Governing the World: The History of an IdeaBy Mark Mazower (Penguin Press, 475 pp., $29.95) WE HAVE PASSED, Mark Mazower writes, “from an era that had faith in the idea of international institutions to one that has lost it.” Mazower, a prolific professor of history at Columbia, has written a challenging and thought-provoking history of that arc of disillusion. We certainly have reason to be disillusioned.
The Gamble: General David Petraeus and the American Military Adventure in Iraq, 2006-2008 By Thomas E. Ricks (Penguin Press, 394 pp., $27.95) I. FROM CENTRALITY TO banality: perhaps no other event in modern American history has gone from being contentious to being forgotten as quickly as the war in Iraq. Remember the war? It consumed a trillion American dollars, devoured a hundred thousand Iraqi lives, squandered a country’s reputation, and destroyed an American presidency.
The Forgotten Man: A New History of the Great Depression By Amity Shlaes (HarperCollins, 464 pp., $26.95) Herbert Hoover By William E. Leuchtenburg (Times Books, 208 pp., $22) Nothing to Fear: FDR's Inner Circle and the Hundred Days that Created Modern America By Adam Cohen (Penguin Press, 372 pp., $29.95) A generation ago, the total dismissal of the New Deal remained a marginal sentiment in American politics. Ronald Reagan boasted of having voted for Franklin Roosevelt. Neoconservatives long maintained that American liberalism had gone wrong only in the 1960s.
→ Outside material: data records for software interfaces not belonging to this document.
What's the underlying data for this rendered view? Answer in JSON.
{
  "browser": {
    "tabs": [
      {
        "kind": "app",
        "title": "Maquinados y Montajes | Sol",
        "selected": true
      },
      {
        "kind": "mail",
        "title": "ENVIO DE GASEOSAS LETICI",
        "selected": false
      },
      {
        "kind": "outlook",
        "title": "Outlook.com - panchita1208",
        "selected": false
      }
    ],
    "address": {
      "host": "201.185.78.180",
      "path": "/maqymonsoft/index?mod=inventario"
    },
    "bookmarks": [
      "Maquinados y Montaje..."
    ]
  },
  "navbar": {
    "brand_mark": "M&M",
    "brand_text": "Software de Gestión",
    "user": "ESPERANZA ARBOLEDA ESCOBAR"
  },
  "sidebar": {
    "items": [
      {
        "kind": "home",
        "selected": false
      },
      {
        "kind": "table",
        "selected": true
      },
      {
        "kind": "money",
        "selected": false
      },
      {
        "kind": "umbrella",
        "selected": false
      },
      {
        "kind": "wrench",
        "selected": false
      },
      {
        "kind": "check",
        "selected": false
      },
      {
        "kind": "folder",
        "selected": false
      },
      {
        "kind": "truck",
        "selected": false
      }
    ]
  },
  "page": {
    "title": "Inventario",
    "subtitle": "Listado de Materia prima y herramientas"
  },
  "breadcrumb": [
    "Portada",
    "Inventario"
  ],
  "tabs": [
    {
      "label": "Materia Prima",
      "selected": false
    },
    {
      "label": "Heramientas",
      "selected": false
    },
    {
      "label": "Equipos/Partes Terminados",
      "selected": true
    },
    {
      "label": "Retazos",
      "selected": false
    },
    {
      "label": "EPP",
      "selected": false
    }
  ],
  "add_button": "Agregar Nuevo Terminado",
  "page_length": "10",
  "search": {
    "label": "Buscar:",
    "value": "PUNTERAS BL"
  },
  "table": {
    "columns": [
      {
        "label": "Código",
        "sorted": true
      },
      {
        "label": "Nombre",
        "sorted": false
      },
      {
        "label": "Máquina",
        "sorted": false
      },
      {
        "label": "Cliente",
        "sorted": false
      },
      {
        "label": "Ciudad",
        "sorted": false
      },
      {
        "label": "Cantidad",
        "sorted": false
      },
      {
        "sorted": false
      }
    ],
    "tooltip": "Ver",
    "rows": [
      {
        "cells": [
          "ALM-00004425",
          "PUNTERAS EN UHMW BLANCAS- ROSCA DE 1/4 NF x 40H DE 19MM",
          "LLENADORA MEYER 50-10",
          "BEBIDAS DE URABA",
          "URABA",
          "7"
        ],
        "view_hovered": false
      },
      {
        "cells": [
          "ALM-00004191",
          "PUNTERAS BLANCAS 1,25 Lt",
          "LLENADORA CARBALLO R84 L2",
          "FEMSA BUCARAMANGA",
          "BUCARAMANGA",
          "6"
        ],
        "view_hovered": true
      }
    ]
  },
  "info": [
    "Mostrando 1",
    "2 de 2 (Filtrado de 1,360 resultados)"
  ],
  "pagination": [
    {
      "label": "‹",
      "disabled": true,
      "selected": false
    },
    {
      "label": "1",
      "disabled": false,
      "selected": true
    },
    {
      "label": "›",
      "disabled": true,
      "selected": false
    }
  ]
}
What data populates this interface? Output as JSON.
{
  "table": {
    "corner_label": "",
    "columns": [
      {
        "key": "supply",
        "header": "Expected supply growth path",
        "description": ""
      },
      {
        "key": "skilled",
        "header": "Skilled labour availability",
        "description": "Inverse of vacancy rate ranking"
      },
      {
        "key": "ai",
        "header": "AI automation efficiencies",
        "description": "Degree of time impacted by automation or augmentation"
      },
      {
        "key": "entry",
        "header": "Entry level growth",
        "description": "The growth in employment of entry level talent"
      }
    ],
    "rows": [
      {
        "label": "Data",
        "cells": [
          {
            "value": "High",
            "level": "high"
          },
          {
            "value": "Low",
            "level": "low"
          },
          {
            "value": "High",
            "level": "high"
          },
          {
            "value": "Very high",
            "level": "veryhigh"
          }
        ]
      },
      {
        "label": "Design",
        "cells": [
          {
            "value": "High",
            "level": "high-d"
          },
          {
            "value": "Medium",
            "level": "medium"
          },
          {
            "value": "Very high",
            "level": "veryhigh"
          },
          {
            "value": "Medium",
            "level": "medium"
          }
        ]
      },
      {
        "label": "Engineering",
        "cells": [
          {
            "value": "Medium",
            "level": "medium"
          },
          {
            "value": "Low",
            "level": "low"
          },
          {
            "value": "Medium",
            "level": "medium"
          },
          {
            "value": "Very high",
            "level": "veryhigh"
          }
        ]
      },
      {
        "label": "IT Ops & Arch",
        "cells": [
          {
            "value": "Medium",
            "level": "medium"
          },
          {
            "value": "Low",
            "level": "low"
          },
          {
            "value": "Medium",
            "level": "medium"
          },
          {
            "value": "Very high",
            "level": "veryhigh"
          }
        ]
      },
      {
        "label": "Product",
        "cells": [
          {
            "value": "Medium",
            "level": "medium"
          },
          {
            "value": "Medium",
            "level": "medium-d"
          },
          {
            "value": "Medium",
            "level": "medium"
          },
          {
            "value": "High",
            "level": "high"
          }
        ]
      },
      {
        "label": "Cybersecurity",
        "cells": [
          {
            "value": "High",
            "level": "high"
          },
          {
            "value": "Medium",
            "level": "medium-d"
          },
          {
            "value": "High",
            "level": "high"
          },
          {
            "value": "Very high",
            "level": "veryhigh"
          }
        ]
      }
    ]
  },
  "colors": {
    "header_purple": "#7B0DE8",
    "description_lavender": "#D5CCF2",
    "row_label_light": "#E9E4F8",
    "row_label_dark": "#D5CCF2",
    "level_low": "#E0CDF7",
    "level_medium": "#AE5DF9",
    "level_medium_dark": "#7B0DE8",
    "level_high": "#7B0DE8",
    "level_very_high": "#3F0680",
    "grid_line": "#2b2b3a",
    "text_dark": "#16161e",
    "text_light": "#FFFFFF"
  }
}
Angler: The Cheney Vice PresidencyBy Barton Gellman (Penguin Press, 384 pp., $27.95) As Americans prepare to choose a new president, it may seem a curious exercise to rehearse the manifest failures of the current one. But either Barack Obama or John McCain is going to be stuck with the burdensome legacy of the Bush years, and the rest of us will be too--possibly for a long time. The war in Iraq is still with us. So are Afghanistan, Iran, and Pakistan. The Wall Street cataclysm will ramify, locally and globally, for many months, perhaps years.
Journals: 1952-2000 By Arthur M. Schlesinger Jr. Edited by Andrew Schlesinger and Stephen Schlesinger (Penguin Press, 894 pp., $40) I. FEW HISTORIANS write personal journals that deserve publication, which is not surprising. How much interest can there be in the academic controversies and petty jealousies that dominate the lives of working historians, much less in the archives, the private libraries, and the lecture halls where they spend so much of their time?
THOMAS HARDY By Claire Tomalin (Penguin Press, 486 pp., $35) Thomas Hardy's life could have made a novel: a poor provincial boy rises to unthinkable eminence by dint of talent and sheer hardwork, overcoming every obstacle placed in his way. But people havestopped writing novels like that, and one of the reasons is Thomas Hardy. Hardy changed his life by changing the way novels werewritten, discarding their familiar patterns and their reflexive optimism.